Overall, I had a pretty good time. Doughty’s songs were simple enough that even a quasi-guitarist like me could pick them up, and had pretty clever lyrics from what I was able to gather from Morgan’s word for word backup singing. He’s got a really dry voice (Mike, not Morgan) that made the songs seem particularly vulnerable and counteracted some of the syrupiness of the subject matter. I’m not going to run out and pick up the Soul Coughing catalog, but the songs I’ve gotten from Morgan will be a nice addition to my collection.

The best part of the whole night for me was getting a peak into yet another non-commoditized rock music scene. The majority of people in attendance seemed like true fans, and they greeted the opening notes of almost every song with cheers and whistles. Morgan was amused by the higher than average percentage of people rocking the official indie rock nerd glasses, but I was having too much fun to notice. It was awesome to see a group of people who still appreciate real music performed by people with real instruments.

The only downside was the mandatory encore. Mike Doughty made fun of the whole thing by announcing that he was going to “go backstage and pretend the show was over for a minute”, but I would have preferred that he actually not go through the whole encore posturing rather than just being ironic. Can someone explain to me why every band in the world has to make believe their show is over in order to get called back for an encore?
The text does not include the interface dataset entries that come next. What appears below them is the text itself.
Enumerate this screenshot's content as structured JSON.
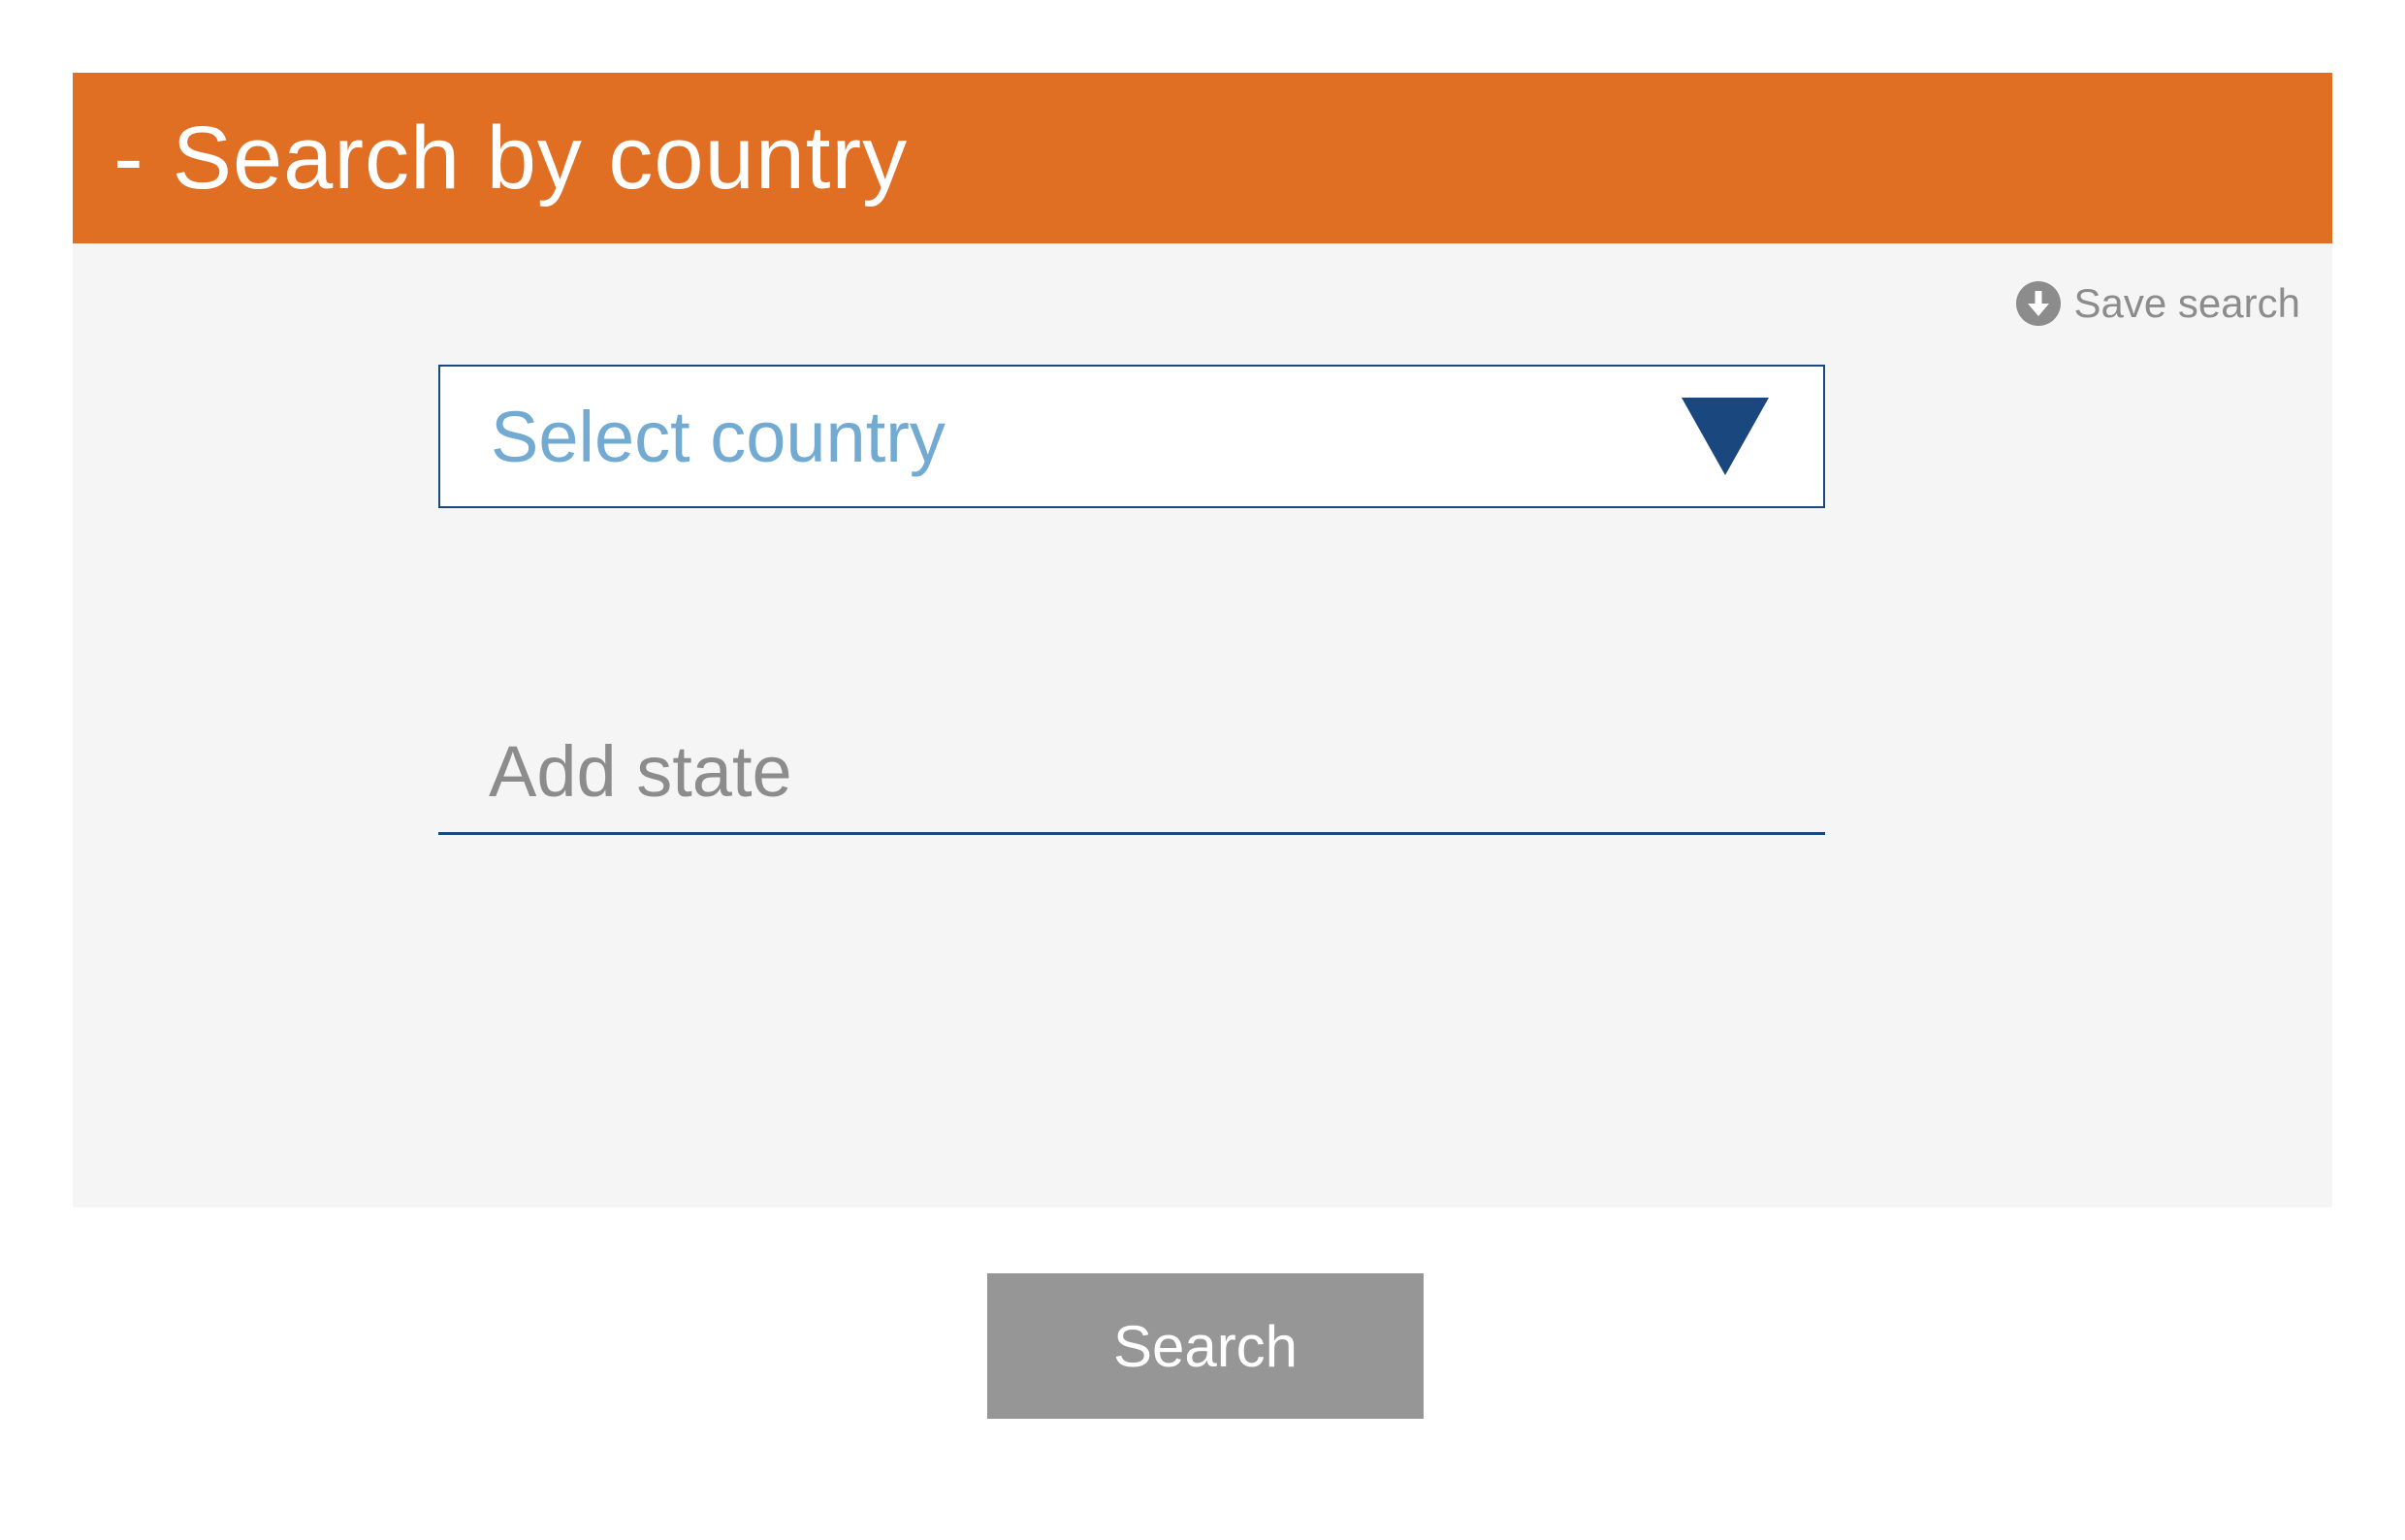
{
  "panel": {
    "collapse_sign": "-",
    "title": "Search by country",
    "save_search_label": "Save search",
    "save_search_icon": "download-circle-icon"
  },
  "country_select": {
    "selected_value": "Select country",
    "dropdown_icon": "triangle-down-icon"
  },
  "state_field": {
    "value": "",
    "placeholder": "Add state"
  },
  "search_button": {
    "label": "Search"
  },
  "colors": {
    "header_bg": "#e06e23",
    "panel_bg": "#f5f5f5",
    "accent": "#1a477d",
    "select_text": "#72aad2",
    "muted_text": "#8c8c8c",
    "button_bg": "#969696"
  }
}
Does anyone really think they are really going to call it a night without playing their respective “Freebird”? Of course not.

All in all a fun show!